Warner Bros. Home Entertainment announced Wednesday morning that it is buying the social movie discovery and review sites Flixster and Rotten Tomatoes for an undisclosed amount.
The studio will keep Flixster as an independent entity, but it plans to extend the service beyond mere discovery: The news release states that Flixster will “enable digital content ownership and delivery across any connected digital device.”
Flixster could soon became the consumer face of Warner’s digital locker plans, dubbed “Digital Everywhere”, which the company announced last month. The idea is that consumers will be able to buy content and then play it on any device, streaming from the cloud. Digital Everywhere will be based on the Digital Entertainment Content Ecosystem’s UltraViolet DRM scheme.
One of the reasons that made Flixster appealing for Warner is its success on mobile platforms. Flixster’s iOS, Android, Blackberry and Windows phone applications have been downloaded more than 35 million times. Warner undoubtedly wants to tap into that mobile user base to stream movies to connected devices.
The studio’s plans for Rotten Tomatoes seem less ambitious. The news release only states that the team of the movie review site will continue to work independently out of Los Angeles.

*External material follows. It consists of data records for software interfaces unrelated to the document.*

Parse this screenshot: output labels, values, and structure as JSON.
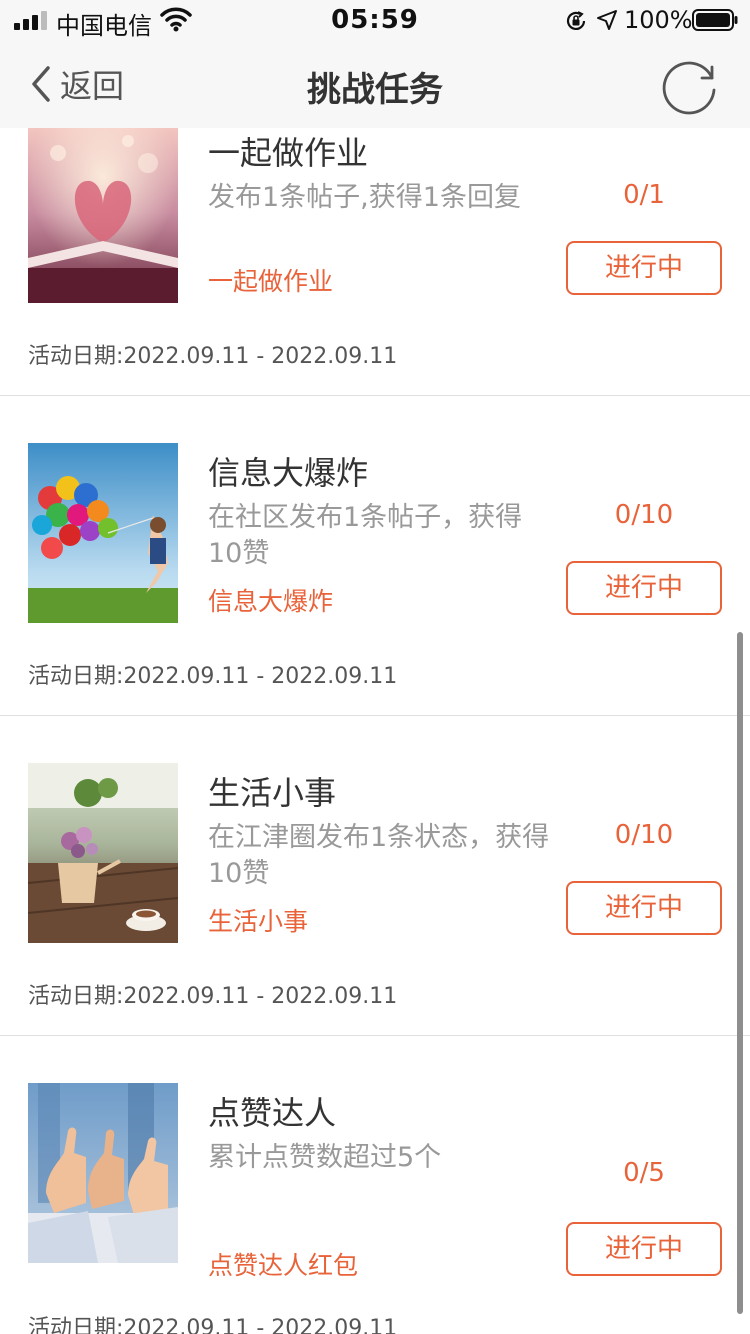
{
  "status_bar": {
    "carrier": "中国电信",
    "time": "05:59",
    "battery": "100%",
    "icons": [
      "signal-icon",
      "wifi-icon",
      "rotation-lock-icon",
      "location-icon",
      "battery-icon"
    ]
  },
  "nav": {
    "back_label": "返回",
    "title": "挑战任务",
    "refresh_icon": "refresh-icon"
  },
  "colors": {
    "accent": "#e8633a",
    "nav_bg": "#f7f7f7",
    "divider": "#e0e0e0"
  },
  "tasks": [
    {
      "title": "一起做作业",
      "description": "发布1条帖子,获得1条回复",
      "tag": "一起做作业",
      "progress": "0/1",
      "status": "进行中",
      "date_label": "活动日期:",
      "date_range": "2022.09.11 - 2022.09.11",
      "image": "open-book-heart-photo"
    },
    {
      "title": "信息大爆炸",
      "description": "在社区发布1条帖子，获得10赞",
      "tag": "信息大爆炸",
      "progress": "0/10",
      "status": "进行中",
      "date_label": "活动日期:",
      "date_range": "2022.09.11 - 2022.09.11",
      "image": "child-with-balloons-photo"
    },
    {
      "title": "生活小事",
      "description": "在江津圈发布1条状态，获得10赞",
      "tag": "生活小事",
      "progress": "0/10",
      "status": "进行中",
      "date_label": "活动日期:",
      "date_range": "2022.09.11 - 2022.09.11",
      "image": "flowers-and-coffee-photo"
    },
    {
      "title": "点赞达人",
      "description": "累计点赞数超过5个",
      "tag": "点赞达人红包",
      "progress": "0/5",
      "status": "进行中",
      "date_label": "活动日期:",
      "date_range": "2022.09.11 - 2022.09.11",
      "image": "thumbs-up-hands-photo"
    }
  ]
}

Rotten Tomatoes was acquired by Flixster in early 2010 in a deal that gave News Corp. a minority stake in the combined company. AllThingsD reported earlier this year that Warner was in discussions to pay up to $90 million for Flixster and Rotten Tomatoes.